##### The input #####

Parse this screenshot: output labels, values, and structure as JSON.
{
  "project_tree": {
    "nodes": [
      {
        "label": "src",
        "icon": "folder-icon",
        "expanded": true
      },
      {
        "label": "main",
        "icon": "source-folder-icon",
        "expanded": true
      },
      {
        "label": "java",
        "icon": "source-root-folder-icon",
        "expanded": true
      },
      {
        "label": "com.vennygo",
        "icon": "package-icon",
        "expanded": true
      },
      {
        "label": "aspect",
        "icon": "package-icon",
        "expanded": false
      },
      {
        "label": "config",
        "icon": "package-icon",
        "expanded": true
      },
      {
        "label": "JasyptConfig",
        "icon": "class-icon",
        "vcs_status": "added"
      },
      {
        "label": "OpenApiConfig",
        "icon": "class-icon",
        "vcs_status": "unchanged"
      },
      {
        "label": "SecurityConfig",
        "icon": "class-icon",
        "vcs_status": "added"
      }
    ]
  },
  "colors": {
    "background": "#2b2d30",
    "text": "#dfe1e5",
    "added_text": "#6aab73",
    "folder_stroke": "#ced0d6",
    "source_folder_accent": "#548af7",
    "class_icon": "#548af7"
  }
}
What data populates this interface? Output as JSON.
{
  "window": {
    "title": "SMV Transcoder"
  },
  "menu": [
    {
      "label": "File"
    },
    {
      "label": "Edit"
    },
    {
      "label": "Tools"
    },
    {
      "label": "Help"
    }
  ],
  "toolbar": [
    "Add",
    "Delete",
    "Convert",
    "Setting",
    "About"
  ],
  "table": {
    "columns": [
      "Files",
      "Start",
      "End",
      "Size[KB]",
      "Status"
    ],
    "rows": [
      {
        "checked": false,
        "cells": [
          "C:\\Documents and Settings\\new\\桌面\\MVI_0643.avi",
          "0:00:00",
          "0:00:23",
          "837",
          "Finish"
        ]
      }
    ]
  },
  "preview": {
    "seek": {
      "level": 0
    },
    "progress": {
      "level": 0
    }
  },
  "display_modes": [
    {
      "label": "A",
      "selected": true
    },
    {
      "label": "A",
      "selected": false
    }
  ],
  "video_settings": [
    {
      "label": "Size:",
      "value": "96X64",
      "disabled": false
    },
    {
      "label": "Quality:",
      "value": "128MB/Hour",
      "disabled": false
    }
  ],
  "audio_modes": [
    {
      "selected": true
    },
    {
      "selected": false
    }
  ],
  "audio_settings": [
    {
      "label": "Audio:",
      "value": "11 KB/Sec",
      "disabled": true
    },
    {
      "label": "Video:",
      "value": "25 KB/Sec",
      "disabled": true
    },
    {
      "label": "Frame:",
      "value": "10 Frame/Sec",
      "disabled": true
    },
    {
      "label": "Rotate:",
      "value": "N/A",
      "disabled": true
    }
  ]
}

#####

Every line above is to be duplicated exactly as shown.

**Task output:**
Parse this screenshot: output labels, values, and structure as JSON.
{
  "project_tree": {
    "nodes": [
      {
        "label": "src",
        "icon": "folder-icon",
        "expanded": true
      },
      {
        "label": "main",
        "icon": "source-folder-icon",
        "expanded": true
      },
      {
        "label": "java",
        "icon": "source-root-folder-icon",
        "expanded": true
      },
      {
        "label": "com.vennygo",
        "icon": "package-icon",
        "expanded": true
      },
      {
        "label": "aspect",
        "icon": "package-icon",
        "expanded": false
      },
      {
        "label": "config",
        "icon": "package-icon",
        "expanded": true
      },
      {
        "label": "JasyptConfig",
        "icon": "class-icon",
        "vcs_status": "added"
      },
      {
        "label": "OpenApiConfig",
        "icon": "class-icon",
        "vcs_status": "unchanged"
      },
      {
        "label": "SecurityConfig",
        "icon": "class-icon",
        "vcs_status": "added"
      }
    ]
  },
  "colors": {
    "background": "#2b2d30",
    "text": "#dfe1e5",
    "added_text": "#6aab73",
    "folder_stroke": "#ced0d6",
    "source_folder_accent": "#548af7",
    "class_icon": "#548af7"
  }
}
What data populates this interface? Output as JSON.
{
  "window": {
    "title": "SMV Transcoder"
  },
  "menu": [
    {
      "label": "File"
    },
    {
      "label": "Edit"
    },
    {
      "label": "Tools"
    },
    {
      "label": "Help"
    }
  ],
  "toolbar": [
    "Add",
    "Delete",
    "Convert",
    "Setting",
    "About"
  ],
  "table": {
    "columns": [
      "Files",
      "Start",
      "End",
      "Size[KB]",
      "Status"
    ],
    "rows": [
      {
        "checked": false,
        "cells": [
          "C:\\Documents and Settings\\new\\桌面\\MVI_0643.avi",
          "0:00:00",
          "0:00:23",
          "837",
          "Finish"
        ]
      }
    ]
  },
  "preview": {
    "seek": {
      "level": 0
    },
    "progress": {
      "level": 0
    }
  },
  "display_modes": [
    {
      "label": "A",
      "selected": true
    },
    {
      "label": "A",
      "selected": false
    }
  ],
  "video_settings": [
    {
      "label": "Size:",
      "value": "96X64",
      "disabled": false
    },
    {
      "label": "Quality:",
      "value": "128MB/Hour",
      "disabled": false
    }
  ],
  "audio_modes": [
    {
      "selected": true
    },
    {
      "selected": false
    }
  ],
  "audio_settings": [
    {
      "label": "Audio:",
      "value": "11 KB/Sec",
      "disabled": true
    },
    {
      "label": "Video:",
      "value": "25 KB/Sec",
      "disabled": true
    },
    {
      "label": "Frame:",
      "value": "10 Frame/Sec",
      "disabled": true
    },
    {
      "label": "Rotate:",
      "value": "N/A",
      "disabled": true
    }
  ]
}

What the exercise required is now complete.